There is widespread interest in the roles that carotenoids play as yolk and shank pigments, antioxidants, and immune-system regulators in chickens, but nothing is known of such functions in the wild ancestors of chickens—the Red Junglefowl (Gallus gallus). We manipulated carotenoid access in the diet of captive male and female Red Junglefowl to investigate its effects on the coloration of the red comb and buff-brown legs and beak as well as on several indices of immunocompetence. Comb, leg, and beak did not differ in coloration between control and carotenoid-supplemented groups; in fact, biochemical analyses showed that, unlike in chickens, leg and beak tissue contained no carotenoids. Carotenoids showed variable effects on immunological performance, boosting the potency of whole blood in males to kill bacterial colonies, while inhibiting the ability of macrophages to phagocytize bacterial cells and having no significant effect on the accumulation of haptoglobin—an acute-phase protein whose production was induced by a simulated infectious challenge with lipopolysaccharide. These results bring into question interpretations of the evolutionary significance of carotenoid-based and sexually dichromatic shank coloration in domestic chickens, which was apparently derived through artificial selection, and suggest that carotenoids can exert different, mechanism-specific actions on the many lines of immune defense in birds.

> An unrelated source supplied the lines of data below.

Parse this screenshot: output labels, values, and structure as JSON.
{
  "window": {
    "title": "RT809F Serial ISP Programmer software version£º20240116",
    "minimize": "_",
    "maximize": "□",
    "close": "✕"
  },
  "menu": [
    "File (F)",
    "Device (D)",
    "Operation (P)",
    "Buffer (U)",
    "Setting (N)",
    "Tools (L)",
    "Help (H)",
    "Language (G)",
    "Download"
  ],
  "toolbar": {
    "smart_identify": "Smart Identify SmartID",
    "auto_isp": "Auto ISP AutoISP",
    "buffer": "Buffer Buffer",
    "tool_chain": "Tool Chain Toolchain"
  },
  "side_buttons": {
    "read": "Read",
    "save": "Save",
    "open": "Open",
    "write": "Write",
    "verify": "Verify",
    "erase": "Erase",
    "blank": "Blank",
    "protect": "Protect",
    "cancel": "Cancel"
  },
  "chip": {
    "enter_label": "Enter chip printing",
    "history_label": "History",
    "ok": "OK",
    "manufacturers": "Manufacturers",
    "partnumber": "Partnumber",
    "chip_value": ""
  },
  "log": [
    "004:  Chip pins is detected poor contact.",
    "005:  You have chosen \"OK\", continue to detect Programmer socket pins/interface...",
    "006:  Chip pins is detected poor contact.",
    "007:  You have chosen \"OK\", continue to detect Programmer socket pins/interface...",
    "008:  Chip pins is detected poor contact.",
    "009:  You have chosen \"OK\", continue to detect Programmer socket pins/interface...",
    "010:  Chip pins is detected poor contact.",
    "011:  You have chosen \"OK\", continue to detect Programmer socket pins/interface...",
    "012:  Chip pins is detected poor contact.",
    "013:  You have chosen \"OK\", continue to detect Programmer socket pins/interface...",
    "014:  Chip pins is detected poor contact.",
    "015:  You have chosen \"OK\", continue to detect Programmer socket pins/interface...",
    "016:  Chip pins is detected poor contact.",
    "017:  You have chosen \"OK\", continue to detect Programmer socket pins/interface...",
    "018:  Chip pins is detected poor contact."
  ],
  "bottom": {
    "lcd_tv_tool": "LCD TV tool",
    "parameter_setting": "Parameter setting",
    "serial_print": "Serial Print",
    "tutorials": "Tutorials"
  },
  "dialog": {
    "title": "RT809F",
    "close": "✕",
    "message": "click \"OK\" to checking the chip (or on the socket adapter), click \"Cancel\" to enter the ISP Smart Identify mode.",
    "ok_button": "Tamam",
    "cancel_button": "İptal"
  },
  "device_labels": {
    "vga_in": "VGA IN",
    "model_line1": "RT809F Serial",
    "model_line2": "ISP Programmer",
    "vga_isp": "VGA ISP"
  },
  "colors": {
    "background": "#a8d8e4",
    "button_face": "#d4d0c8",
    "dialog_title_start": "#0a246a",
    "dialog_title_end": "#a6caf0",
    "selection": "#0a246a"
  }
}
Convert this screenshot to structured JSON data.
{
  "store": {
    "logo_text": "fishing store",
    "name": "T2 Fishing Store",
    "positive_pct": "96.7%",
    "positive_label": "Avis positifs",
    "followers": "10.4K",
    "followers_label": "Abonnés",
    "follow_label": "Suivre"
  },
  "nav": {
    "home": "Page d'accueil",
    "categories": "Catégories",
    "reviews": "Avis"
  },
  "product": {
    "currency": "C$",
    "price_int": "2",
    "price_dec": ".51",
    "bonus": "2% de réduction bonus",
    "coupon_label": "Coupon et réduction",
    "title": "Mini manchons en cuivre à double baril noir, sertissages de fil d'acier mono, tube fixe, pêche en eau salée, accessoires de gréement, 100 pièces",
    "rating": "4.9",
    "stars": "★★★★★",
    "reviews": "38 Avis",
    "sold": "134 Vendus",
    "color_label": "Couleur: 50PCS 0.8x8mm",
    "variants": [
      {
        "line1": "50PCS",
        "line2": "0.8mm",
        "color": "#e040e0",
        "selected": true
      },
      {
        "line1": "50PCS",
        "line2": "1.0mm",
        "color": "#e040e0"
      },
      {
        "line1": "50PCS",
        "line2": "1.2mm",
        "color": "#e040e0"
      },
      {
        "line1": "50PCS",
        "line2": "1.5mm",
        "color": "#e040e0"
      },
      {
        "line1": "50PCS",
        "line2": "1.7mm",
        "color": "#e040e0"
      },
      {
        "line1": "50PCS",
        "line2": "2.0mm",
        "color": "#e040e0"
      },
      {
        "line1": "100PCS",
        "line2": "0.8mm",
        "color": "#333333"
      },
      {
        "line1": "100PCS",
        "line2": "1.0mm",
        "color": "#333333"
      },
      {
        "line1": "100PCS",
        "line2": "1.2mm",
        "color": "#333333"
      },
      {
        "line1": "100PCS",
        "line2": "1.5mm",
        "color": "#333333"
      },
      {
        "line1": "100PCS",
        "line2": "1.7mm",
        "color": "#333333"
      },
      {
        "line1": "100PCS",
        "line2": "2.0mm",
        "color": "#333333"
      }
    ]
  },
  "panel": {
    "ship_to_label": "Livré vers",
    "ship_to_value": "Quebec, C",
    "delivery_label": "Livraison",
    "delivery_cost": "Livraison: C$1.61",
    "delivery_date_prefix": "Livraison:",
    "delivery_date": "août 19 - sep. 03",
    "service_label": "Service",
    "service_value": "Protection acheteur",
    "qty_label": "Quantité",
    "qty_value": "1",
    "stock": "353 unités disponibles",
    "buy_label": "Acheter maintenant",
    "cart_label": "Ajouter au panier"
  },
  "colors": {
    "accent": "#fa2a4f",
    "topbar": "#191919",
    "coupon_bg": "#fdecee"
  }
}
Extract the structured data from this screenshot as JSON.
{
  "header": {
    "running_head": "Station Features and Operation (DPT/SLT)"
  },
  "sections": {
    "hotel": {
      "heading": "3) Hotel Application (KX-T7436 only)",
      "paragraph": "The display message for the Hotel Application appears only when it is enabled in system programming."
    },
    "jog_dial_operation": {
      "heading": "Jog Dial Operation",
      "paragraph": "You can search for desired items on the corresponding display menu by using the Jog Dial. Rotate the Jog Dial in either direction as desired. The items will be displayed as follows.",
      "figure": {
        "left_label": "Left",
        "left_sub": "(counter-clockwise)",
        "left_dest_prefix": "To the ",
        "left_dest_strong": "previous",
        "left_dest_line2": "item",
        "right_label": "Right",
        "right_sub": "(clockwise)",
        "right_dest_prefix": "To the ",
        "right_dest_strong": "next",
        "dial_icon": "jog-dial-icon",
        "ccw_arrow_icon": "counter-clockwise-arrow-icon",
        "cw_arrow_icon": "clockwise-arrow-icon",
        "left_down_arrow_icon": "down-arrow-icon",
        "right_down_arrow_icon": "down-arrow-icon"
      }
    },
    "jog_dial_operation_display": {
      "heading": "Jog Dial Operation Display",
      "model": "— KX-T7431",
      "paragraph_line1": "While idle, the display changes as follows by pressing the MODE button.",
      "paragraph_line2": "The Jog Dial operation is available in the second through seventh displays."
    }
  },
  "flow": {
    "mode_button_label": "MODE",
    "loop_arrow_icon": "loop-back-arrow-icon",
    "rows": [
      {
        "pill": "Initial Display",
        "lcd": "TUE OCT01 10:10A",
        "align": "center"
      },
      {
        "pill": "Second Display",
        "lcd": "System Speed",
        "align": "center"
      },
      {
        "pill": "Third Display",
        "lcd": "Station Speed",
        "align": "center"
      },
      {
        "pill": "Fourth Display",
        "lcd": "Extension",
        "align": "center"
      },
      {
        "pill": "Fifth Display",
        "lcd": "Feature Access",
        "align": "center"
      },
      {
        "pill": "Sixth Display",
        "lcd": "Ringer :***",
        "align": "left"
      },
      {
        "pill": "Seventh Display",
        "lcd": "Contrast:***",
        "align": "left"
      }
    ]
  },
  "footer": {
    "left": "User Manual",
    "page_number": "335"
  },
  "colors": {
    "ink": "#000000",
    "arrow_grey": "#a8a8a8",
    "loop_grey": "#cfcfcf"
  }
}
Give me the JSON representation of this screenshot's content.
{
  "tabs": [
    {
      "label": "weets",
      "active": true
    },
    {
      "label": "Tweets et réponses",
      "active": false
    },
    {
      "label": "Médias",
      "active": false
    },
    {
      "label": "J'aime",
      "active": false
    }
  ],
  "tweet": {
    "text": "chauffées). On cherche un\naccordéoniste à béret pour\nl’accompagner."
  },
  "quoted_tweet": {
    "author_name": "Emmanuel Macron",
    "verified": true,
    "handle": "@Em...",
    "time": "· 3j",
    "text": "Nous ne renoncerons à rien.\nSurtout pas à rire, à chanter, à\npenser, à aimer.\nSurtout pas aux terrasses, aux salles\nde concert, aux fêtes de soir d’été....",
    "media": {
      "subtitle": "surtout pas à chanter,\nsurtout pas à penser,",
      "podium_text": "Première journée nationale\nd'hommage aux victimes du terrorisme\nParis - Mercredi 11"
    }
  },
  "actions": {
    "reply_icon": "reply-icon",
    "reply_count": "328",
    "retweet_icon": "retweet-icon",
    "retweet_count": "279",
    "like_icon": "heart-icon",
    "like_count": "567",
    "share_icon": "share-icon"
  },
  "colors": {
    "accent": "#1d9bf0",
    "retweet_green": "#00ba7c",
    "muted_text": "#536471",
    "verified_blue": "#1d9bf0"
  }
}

Carotenoides, Inmunidad y Coloración Integumentaria en Gallus gallus